So if Big Pharma company executives knew that they faced major patent expirations that would be accompanied by large revenue losses, how did they deal with this? There were six basic approaches they could take to fill the revenue hole:
1) Increase their investment in research and development (or revamp their efforts) and come up with new drugs.
2) Update existing drugs with slightly different (often longer lasting) versions protected by new patents.
3) Acquire other companies and their pipelines for additional revenue growth.
4) Pay generic drug makers not to enter the market (so-called “pay for delay” agreements) to protect their revenue streams.
5) Ramp up selling existing drugs in newly expanding consumer markets, like India and China.
6) Diversify their core business by adding over-the-counter drugs, veterinary medicines, and diagnostics.

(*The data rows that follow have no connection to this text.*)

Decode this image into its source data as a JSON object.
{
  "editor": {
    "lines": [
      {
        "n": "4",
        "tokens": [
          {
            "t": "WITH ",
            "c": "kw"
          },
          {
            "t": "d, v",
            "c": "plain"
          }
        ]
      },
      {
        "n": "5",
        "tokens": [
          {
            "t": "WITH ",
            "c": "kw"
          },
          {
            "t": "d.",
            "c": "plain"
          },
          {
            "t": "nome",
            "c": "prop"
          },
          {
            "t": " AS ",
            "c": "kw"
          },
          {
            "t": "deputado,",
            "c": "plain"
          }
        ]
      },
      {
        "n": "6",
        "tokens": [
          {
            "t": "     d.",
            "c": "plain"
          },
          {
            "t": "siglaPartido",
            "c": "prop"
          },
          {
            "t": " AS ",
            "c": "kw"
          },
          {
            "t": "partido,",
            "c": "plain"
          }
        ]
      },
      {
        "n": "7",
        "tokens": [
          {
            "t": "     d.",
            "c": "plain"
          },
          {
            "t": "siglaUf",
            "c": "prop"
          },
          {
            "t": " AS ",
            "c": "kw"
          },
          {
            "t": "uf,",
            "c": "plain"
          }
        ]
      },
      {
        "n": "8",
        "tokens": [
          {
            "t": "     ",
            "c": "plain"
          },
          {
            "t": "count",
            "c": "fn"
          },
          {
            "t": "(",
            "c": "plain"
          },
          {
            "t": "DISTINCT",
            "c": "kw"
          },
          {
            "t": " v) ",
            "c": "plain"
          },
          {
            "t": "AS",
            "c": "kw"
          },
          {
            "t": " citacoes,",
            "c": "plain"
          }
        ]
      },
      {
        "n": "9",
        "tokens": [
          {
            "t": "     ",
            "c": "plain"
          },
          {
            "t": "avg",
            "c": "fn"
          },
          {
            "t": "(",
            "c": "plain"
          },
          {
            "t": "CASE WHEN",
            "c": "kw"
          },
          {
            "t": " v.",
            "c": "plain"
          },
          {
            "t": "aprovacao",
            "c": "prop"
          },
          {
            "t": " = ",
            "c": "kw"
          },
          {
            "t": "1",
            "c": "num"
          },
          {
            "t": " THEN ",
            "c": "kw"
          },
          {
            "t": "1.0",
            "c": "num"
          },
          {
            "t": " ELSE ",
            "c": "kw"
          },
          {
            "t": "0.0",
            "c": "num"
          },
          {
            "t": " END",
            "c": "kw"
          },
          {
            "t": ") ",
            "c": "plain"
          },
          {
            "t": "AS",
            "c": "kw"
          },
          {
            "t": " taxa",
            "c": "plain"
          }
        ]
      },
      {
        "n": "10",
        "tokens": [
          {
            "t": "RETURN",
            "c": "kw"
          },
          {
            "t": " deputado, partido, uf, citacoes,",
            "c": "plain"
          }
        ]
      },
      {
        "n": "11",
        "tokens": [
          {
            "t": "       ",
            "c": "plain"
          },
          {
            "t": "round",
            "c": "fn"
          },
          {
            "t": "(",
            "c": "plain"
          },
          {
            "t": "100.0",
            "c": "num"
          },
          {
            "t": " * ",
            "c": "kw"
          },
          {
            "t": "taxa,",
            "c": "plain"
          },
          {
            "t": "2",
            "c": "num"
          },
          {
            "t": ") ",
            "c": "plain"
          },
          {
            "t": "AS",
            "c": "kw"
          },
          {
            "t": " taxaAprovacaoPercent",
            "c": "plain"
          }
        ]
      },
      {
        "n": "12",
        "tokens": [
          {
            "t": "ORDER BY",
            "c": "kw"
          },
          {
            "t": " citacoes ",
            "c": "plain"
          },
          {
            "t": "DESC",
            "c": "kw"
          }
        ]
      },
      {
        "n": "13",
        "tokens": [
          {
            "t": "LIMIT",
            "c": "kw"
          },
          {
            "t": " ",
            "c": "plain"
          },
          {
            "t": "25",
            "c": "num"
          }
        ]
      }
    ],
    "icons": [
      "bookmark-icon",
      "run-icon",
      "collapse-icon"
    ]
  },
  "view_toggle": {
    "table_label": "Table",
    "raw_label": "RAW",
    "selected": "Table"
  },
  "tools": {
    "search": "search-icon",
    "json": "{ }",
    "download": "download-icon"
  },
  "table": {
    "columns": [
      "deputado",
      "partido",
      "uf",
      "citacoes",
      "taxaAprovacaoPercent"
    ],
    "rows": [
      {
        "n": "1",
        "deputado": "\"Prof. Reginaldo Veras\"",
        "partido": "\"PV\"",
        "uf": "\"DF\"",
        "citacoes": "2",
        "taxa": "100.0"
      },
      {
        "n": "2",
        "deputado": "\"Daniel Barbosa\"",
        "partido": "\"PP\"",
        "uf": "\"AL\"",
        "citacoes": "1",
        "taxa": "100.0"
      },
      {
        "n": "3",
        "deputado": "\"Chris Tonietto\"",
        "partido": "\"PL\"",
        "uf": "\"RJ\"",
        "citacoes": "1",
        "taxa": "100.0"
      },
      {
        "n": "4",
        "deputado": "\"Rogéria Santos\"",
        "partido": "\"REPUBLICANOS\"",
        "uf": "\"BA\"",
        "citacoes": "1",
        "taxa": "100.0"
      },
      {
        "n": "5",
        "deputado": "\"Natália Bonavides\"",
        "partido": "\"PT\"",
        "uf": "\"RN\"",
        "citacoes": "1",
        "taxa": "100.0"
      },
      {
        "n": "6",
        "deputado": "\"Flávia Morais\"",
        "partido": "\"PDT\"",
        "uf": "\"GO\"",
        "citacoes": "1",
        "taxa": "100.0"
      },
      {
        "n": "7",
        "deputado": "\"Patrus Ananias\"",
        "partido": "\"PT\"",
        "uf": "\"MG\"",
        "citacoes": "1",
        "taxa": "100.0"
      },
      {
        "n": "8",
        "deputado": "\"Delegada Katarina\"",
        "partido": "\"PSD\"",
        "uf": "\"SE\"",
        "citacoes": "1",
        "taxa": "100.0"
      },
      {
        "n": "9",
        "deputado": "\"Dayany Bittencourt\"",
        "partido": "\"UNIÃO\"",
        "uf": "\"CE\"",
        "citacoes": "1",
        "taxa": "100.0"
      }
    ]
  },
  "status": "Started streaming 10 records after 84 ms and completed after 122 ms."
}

Note that only one of these approaches (the increased (or revamped) investment in research) actually leads to new (as compared to newly acquired or modified) drugs. I recognize that drugs acquired from other companies that are still in clinical trials are often new. However, the other paths merely lead to new revenues, or to block a loss of revenues. Given the lack of research productivity … Next Page »